Segment Open

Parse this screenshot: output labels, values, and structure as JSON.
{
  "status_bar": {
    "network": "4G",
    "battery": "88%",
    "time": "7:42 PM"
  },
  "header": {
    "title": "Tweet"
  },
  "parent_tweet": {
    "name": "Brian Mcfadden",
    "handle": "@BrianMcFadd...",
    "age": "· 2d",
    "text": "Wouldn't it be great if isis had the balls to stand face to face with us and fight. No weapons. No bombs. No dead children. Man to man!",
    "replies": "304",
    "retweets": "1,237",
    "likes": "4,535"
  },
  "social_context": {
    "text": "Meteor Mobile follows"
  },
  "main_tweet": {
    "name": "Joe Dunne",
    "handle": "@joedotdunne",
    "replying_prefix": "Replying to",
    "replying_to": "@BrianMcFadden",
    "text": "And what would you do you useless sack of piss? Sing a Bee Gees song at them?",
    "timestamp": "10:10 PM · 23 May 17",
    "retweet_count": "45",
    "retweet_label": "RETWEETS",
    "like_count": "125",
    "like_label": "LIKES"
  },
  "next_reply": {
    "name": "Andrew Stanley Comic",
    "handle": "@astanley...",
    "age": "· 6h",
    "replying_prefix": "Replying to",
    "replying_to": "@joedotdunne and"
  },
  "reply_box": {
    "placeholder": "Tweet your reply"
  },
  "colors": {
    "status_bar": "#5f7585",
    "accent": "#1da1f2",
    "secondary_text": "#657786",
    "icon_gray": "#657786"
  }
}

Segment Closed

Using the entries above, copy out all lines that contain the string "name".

    "name": "Brian Mcfadden",
    "name": "Joe Dunne",
    "name": "Andrew Stanley Comic",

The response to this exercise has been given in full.